The cognitive dimensions of depression and their long-term evolution in response to treatment are important to functional outcome but have been relatively little researched.
To help remedy this situation, Bernhard Baune and colleagues from the University of Adelaide, Australia, have begun the Adelaide Cognitive Function and Mood Study (CoFaMS). This will prospectively chart cognitive performance, emotional processing and social cognitive functioning in patients with a primary Diagnostic and Statistical Manual of Mental Disorders 4th Edition diagnosis of major depressive disorder (MDD) or bipolar disorder. A control group of people without mental health issues is included in the study.
CoFaMS will also collect blood samples for discovery analyses of the potential biological correlates – genes, gene expression, proteomics, and serum and plasma biomarkers – of cognitive dimensions in depression. This aspect of the study is attempting to identify the biological bases of cognitive impairment in the disease.
Worldwide, MDD is a leading cause of morbidity and disability. Although characterised by low mood, impaired cognition is commonly also present, even in young patients, and is evident in problems with concentration, memory and decision making.
Participants are screened using the NMNI600 Neuropsychiatric Diagnostic Interview. Factors in the study include:
- psychiatric history
- symptom severity, as assessed by the Structured Interview Guide of the Hamilton Anxiety and Depression Scale
- treatment response
- functioning in daily life, as assessed by the Functioning Assessment Short Test
- employment and occupational function
- general functioning, rated using the Clinical Global Impression Severity Scale and the Global Assessment of Functioning.
Aspects related specifically to cognition will be assessed by computer-based game-like activities that evaluate memory and learning, attention, working memory, executive function and social cognition. Measures include the Wisconsin Card Sorting Test, the Stroop test and the THINC-it® tool, which has recently been developed in response to the need for a brief instrument to screen for cognitive dysfunction in patients with depression.
Assessments are being made at baseline and at 6 weeks and 12 months of follow-up.
Study recruitment has started but will continue until December 2018. The University of Adelaide has provided seed-funding for the project, which is based in Australia, but international researchers are invited to collaborate and should contact firstname.lastname@example.org.
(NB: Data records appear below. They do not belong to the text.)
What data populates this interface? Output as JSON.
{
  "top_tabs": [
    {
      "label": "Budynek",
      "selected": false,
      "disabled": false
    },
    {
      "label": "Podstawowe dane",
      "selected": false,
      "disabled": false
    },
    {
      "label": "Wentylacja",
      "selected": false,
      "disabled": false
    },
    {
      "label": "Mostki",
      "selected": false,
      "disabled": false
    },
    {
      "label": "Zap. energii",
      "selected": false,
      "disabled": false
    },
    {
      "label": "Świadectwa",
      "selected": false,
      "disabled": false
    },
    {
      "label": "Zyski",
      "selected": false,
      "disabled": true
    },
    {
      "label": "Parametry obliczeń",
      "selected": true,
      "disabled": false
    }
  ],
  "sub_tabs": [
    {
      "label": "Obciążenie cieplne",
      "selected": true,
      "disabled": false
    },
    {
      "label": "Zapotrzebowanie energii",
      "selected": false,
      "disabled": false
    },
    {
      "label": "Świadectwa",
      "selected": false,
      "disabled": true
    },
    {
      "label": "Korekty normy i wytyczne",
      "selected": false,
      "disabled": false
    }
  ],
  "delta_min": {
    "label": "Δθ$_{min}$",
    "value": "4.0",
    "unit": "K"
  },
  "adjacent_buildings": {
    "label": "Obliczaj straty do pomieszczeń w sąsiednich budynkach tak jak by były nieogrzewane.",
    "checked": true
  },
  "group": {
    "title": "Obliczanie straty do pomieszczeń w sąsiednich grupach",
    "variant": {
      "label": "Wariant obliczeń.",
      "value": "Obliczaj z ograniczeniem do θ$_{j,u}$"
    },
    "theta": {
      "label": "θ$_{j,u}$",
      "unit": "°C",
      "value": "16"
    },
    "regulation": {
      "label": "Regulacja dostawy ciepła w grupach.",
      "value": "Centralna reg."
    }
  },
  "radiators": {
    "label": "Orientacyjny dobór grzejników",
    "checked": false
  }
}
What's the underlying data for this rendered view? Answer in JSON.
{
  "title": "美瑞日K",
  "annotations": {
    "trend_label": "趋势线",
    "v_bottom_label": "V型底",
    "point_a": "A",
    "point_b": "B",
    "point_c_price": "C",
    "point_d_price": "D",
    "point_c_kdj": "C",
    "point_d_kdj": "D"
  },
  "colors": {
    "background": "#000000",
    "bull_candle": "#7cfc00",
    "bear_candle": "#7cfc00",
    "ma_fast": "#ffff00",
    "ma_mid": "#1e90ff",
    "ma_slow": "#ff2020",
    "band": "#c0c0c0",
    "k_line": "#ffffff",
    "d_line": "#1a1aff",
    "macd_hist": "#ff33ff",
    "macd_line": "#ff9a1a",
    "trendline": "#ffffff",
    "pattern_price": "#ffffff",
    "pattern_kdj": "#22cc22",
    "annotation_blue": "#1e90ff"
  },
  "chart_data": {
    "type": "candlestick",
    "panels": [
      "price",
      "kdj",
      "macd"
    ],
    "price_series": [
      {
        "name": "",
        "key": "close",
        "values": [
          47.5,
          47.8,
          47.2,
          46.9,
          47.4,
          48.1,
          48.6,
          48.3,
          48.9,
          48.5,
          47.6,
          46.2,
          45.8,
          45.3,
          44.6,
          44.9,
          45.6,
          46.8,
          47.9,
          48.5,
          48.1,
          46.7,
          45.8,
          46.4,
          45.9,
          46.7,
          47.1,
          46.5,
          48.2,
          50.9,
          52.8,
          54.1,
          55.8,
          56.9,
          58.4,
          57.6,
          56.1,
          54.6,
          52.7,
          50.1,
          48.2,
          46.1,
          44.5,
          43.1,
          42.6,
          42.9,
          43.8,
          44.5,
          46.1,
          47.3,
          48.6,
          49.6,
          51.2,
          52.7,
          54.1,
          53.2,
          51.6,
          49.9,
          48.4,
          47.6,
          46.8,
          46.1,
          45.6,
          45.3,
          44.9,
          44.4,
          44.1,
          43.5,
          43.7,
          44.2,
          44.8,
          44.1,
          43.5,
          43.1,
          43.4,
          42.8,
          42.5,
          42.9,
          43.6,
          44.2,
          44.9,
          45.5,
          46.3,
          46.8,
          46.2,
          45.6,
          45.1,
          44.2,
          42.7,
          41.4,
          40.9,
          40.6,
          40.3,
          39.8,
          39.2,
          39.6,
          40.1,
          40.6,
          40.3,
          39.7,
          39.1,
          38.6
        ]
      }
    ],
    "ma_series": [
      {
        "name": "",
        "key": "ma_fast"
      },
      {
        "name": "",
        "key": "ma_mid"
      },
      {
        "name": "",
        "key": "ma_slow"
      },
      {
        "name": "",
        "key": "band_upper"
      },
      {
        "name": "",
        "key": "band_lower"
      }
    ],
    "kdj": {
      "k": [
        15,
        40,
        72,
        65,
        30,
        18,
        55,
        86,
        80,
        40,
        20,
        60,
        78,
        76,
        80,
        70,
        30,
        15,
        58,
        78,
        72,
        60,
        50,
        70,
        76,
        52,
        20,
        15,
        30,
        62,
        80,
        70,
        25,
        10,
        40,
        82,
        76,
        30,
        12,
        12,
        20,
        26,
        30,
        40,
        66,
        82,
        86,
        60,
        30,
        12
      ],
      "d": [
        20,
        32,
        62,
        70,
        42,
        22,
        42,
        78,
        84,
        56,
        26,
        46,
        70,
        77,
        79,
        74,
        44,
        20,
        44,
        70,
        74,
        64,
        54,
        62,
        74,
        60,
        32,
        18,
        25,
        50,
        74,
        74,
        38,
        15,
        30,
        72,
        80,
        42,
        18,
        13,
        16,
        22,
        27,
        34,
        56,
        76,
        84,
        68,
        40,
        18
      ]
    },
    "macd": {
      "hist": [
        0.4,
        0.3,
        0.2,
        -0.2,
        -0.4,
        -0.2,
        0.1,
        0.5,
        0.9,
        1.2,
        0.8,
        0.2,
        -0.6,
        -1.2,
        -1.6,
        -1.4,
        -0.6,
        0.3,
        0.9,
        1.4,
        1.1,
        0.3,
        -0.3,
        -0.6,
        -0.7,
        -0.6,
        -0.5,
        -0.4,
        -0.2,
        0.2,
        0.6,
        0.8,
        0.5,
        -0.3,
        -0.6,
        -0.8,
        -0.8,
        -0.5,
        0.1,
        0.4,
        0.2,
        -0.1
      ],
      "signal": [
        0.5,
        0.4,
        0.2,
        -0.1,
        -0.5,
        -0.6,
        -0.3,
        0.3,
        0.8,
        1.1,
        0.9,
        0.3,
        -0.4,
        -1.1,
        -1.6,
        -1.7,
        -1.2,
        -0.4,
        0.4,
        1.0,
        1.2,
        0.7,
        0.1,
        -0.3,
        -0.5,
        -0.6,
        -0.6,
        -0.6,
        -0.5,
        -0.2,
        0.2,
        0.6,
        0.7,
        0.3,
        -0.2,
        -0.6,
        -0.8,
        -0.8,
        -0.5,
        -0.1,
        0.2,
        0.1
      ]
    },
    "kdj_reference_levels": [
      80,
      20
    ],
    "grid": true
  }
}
An additional sister-study has already begun in Germany. Depression is estimated to affect 300 million people worldwide: we all have a part to play in reducing its burden.